§ Problem description
Can you copy out the data exactly? Leave the images out.

§ Data shown
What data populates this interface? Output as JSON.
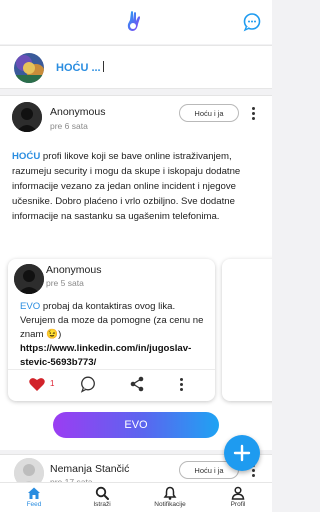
{
  "header": {
    "logo_icon": "app-logo-icon",
    "chat_icon": "chat-bubble-icon",
    "accent_color": "#2a8de0"
  },
  "compose": {
    "text": "HOĆU ..."
  },
  "post": {
    "author": "Anonymous",
    "time": "pre 6 sata",
    "follow_label": "Hoću i ja",
    "body_highlight": "HOĆU",
    "body_text": " profi likove koji se bave online istraživanjem, razumeju security i mogu da skupe i iskopaju dodatne informacije vezano za jedan online incident i njegove učesnike. Dobro plaćeno i vrlo ozbiljno. Sve dodatne informacije na sastanku sa ugašenim telefonima.",
    "shared": {
      "author": "Anonymous",
      "time": "pre 5 sata",
      "body_highlight": "EVO",
      "body_text": " probaj da kontaktiras ovog lika. Verujem da moze da pomogne (za cenu ne znam 😉) ",
      "link": "https://www.linkedin.com/in/jugoslav-stevic-5693b773/",
      "likes": "1"
    },
    "reply_button": "EVO"
  },
  "next_post": {
    "author": "Nemanja Stančić",
    "time": "pre 17 sata",
    "follow_label": "Hoću i ja"
  },
  "nav": [
    {
      "label": "Feed",
      "icon": "home-icon",
      "active": true
    },
    {
      "label": "Istraži",
      "icon": "search-icon",
      "active": false
    },
    {
      "label": "Notifikacije",
      "icon": "bell-icon",
      "active": false
    },
    {
      "label": "Profil",
      "icon": "person-icon",
      "active": false
    }
  ]
}
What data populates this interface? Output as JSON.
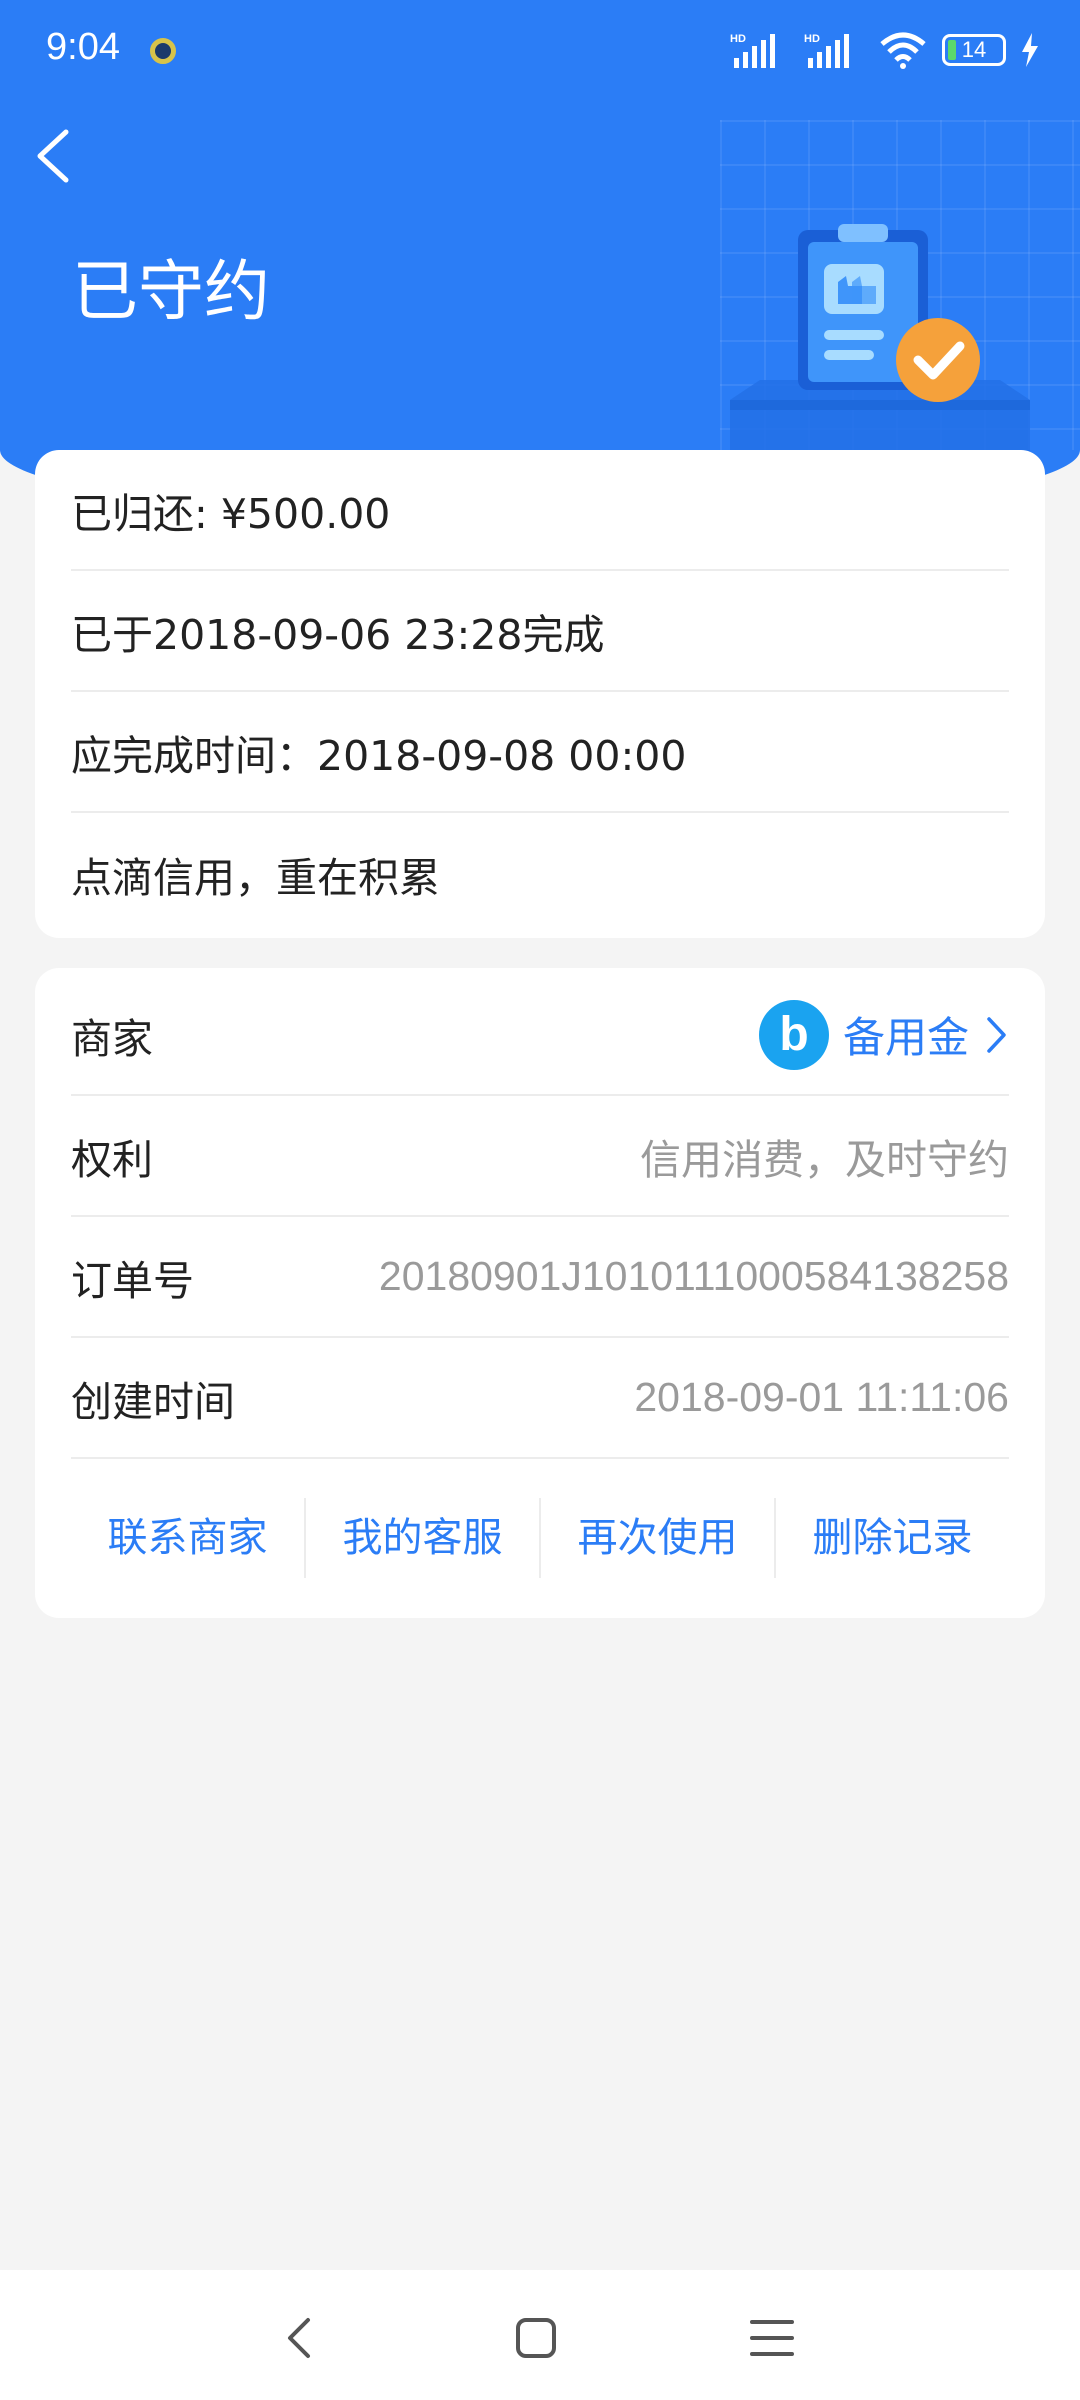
{
  "status_bar": {
    "time": "9:04",
    "battery": "14",
    "icons": [
      "hd-signal-icon",
      "hd-signal-icon",
      "wifi-icon",
      "battery-icon",
      "charging-icon"
    ]
  },
  "header": {
    "title": "已守约",
    "back_icon": "chevron-left-icon"
  },
  "summary": {
    "returned": "已归还: ¥500.00",
    "completed": "已于2018-09-06 23:28完成",
    "due": "应完成时间：2018-09-08 00:00",
    "slogan": "点滴信用，重在积累"
  },
  "details": {
    "merchant_label": "商家",
    "merchant_name": "备用金",
    "merchant_logo_letter": "b",
    "rights_label": "权利",
    "rights_value": "信用消费，及时守约",
    "order_label": "订单号",
    "order_value": "20180901J101011100058413825​8",
    "created_label": "创建时间",
    "created_value": "2018-09-01 11:11:06"
  },
  "actions": {
    "contact": "联系商家",
    "service": "我的客服",
    "reuse": "再次使用",
    "delete": "删除记录"
  },
  "colors": {
    "primary": "#2b7df6",
    "merchant_logo": "#1aa3f0",
    "check_badge": "#f5a13b"
  }
}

§ Exercise result
What data populates this interface? Output as JSON.
{
  "header": {
    "logo_icon": "app-logo-icon",
    "chat_icon": "chat-bubble-icon",
    "accent_color": "#2a8de0"
  },
  "compose": {
    "text": "HOĆU ..."
  },
  "post": {
    "author": "Anonymous",
    "time": "pre 6 sata",
    "follow_label": "Hoću i ja",
    "body_highlight": "HOĆU",
    "body_text": " profi likove koji se bave online istraživanjem, razumeju security i mogu da skupe i iskopaju dodatne informacije vezano za jedan online incident i njegove učesnike. Dobro plaćeno i vrlo ozbiljno. Sve dodatne informacije na sastanku sa ugašenim telefonima.",
    "shared": {
      "author": "Anonymous",
      "time": "pre 5 sata",
      "body_highlight": "EVO",
      "body_text": " probaj da kontaktiras ovog lika. Verujem da moze da pomogne (za cenu ne znam 😉) ",
      "link": "https://www.linkedin.com/in/jugoslav-stevic-5693b773/",
      "likes": "1"
    },
    "reply_button": "EVO"
  },
  "next_post": {
    "author": "Nemanja Stančić",
    "time": "pre 17 sata",
    "follow_label": "Hoću i ja"
  },
  "nav": [
    {
      "label": "Feed",
      "icon": "home-icon",
      "active": true
    },
    {
      "label": "Istraži",
      "icon": "search-icon",
      "active": false
    },
    {
      "label": "Notifikacije",
      "icon": "bell-icon",
      "active": false
    },
    {
      "label": "Profil",
      "icon": "person-icon",
      "active": false
    }
  ]
}
What data populates this interface? Output as JSON.
{
  "status_bar": {
    "time": "9:04",
    "battery": "14",
    "icons": [
      "hd-signal-icon",
      "hd-signal-icon",
      "wifi-icon",
      "battery-icon",
      "charging-icon"
    ]
  },
  "header": {
    "title": "已守约",
    "back_icon": "chevron-left-icon"
  },
  "summary": {
    "returned": "已归还: ¥500.00",
    "completed": "已于2018-09-06 23:28完成",
    "due": "应完成时间：2018-09-08 00:00",
    "slogan": "点滴信用，重在积累"
  },
  "details": {
    "merchant_label": "商家",
    "merchant_name": "备用金",
    "merchant_logo_letter": "b",
    "rights_label": "权利",
    "rights_value": "信用消费，及时守约",
    "order_label": "订单号",
    "order_value": "20180901J101011100058413825​8",
    "created_label": "创建时间",
    "created_value": "2018-09-01 11:11:06"
  },
  "actions": {
    "contact": "联系商家",
    "service": "我的客服",
    "reuse": "再次使用",
    "delete": "删除记录"
  },
  "colors": {
    "primary": "#2b7df6",
    "merchant_logo": "#1aa3f0",
    "check_badge": "#f5a13b"
  }
}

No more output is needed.